#### Aim of the task:
In the data below, find each line containing the string "MainPage" and return it.

#### Materials provided:
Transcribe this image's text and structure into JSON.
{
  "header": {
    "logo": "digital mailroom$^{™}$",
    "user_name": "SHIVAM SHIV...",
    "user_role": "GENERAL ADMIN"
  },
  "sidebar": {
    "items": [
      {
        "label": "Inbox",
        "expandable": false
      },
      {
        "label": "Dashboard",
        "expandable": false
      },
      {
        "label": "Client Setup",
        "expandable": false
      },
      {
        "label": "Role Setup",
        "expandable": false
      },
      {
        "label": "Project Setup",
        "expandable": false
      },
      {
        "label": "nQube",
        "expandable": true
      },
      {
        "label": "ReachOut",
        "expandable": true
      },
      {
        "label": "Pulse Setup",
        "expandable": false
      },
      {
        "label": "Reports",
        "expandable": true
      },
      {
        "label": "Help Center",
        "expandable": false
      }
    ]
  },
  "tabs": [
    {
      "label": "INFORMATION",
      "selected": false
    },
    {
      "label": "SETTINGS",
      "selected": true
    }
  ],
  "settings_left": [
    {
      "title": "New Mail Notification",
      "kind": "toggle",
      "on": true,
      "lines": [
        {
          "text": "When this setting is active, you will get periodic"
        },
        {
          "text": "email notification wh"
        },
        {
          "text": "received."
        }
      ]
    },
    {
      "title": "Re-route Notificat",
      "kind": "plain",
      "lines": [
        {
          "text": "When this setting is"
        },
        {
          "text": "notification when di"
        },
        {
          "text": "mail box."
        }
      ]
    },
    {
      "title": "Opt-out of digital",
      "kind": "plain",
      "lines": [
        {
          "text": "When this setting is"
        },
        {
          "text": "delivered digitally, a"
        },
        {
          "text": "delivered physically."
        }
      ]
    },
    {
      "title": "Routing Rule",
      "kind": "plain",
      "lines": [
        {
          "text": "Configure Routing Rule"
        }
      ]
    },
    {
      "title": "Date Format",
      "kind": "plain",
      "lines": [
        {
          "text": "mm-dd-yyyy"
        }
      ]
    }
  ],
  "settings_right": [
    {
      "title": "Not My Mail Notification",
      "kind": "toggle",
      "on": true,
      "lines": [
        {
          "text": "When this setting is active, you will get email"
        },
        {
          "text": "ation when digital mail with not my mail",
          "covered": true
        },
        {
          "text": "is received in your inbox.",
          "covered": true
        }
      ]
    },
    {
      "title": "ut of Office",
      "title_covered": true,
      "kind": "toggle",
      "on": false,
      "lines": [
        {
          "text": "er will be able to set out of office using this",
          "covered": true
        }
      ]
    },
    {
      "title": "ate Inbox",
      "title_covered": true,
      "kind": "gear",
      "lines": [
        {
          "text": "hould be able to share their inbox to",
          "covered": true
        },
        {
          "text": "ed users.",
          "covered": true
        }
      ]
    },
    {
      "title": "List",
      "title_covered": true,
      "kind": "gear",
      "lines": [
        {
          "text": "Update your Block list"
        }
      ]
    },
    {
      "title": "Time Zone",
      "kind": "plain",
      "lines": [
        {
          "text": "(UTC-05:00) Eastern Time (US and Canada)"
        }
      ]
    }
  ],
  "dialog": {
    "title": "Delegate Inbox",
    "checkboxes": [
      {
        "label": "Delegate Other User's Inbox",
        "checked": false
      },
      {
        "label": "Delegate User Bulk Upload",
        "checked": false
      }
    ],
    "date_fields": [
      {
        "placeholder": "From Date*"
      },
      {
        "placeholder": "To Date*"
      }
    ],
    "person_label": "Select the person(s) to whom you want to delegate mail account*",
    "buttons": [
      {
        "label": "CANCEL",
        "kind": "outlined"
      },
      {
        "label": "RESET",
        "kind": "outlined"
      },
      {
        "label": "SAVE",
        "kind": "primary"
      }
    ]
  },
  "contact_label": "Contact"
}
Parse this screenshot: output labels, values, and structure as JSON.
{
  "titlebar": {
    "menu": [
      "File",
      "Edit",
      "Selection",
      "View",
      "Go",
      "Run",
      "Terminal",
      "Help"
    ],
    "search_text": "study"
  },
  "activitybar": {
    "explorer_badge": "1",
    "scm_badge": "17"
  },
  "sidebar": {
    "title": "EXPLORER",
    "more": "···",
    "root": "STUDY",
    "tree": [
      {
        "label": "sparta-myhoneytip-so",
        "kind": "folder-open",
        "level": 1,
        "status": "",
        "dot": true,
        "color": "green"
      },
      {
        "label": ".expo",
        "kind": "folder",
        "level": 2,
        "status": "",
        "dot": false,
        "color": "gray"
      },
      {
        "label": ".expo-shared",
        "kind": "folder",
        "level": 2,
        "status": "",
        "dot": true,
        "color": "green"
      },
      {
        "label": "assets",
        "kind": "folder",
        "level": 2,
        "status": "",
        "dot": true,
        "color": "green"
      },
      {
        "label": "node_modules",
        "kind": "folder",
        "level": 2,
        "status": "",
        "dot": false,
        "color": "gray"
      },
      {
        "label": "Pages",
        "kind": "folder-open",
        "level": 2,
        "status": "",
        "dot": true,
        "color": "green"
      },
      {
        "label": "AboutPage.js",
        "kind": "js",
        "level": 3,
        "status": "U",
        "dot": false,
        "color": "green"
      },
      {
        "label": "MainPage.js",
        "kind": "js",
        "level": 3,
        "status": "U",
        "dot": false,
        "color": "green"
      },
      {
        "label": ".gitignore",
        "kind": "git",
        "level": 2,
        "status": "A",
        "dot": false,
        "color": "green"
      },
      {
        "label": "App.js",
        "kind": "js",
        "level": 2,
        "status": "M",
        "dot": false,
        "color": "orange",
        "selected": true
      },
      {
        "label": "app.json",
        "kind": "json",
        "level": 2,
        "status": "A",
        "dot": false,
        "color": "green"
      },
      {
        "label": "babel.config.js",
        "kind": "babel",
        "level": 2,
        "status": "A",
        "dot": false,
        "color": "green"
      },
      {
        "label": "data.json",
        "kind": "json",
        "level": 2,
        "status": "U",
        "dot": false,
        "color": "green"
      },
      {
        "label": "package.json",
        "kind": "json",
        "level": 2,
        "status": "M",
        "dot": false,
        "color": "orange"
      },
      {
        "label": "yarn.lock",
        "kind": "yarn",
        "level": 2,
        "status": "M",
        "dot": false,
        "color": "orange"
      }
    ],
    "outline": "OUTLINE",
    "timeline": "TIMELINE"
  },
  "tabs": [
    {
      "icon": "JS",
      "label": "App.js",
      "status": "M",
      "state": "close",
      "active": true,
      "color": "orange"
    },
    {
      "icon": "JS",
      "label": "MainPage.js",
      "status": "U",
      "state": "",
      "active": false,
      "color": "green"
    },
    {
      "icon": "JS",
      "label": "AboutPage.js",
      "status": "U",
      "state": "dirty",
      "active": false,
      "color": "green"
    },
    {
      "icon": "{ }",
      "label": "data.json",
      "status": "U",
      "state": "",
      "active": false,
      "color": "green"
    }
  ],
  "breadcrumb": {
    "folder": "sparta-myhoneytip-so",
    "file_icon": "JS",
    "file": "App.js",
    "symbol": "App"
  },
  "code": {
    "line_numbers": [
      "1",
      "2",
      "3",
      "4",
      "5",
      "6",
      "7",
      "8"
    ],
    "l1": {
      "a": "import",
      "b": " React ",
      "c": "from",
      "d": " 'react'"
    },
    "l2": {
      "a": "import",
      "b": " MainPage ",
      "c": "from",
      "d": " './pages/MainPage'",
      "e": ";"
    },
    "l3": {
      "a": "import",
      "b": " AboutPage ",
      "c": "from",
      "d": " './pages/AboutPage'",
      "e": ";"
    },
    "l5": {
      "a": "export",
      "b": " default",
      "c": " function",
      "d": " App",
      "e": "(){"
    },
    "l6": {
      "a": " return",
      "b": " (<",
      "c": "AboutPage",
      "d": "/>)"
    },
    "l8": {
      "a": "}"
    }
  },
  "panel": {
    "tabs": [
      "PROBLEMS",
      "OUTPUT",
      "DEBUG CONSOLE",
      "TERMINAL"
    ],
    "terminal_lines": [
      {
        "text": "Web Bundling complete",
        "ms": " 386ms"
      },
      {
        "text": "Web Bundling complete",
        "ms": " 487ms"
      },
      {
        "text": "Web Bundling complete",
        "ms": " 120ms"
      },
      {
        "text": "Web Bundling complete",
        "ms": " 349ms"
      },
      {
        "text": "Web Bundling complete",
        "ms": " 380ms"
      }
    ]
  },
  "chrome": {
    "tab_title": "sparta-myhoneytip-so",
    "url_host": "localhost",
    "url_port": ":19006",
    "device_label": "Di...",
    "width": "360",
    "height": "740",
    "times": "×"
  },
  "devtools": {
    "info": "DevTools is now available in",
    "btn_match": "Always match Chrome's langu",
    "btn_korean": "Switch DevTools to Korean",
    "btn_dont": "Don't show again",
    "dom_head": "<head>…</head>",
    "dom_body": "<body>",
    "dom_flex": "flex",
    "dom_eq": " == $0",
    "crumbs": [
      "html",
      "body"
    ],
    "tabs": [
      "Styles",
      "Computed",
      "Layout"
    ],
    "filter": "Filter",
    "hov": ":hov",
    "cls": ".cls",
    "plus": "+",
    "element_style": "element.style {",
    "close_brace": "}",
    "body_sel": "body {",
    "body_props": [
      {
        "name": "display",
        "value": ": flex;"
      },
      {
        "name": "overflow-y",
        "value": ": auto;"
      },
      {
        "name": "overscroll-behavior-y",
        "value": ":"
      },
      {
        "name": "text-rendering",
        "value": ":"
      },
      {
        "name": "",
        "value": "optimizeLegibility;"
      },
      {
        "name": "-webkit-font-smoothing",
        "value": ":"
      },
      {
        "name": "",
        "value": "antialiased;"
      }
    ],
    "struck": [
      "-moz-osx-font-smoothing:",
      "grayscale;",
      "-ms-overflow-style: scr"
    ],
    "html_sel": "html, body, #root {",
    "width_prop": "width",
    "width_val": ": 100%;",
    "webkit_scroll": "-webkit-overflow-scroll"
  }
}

#### Your solution:
        "label": "MainPage.js",
      "label": "MainPage.js",
      "b": " MainPage ",
      "d": " './pages/MainPage'",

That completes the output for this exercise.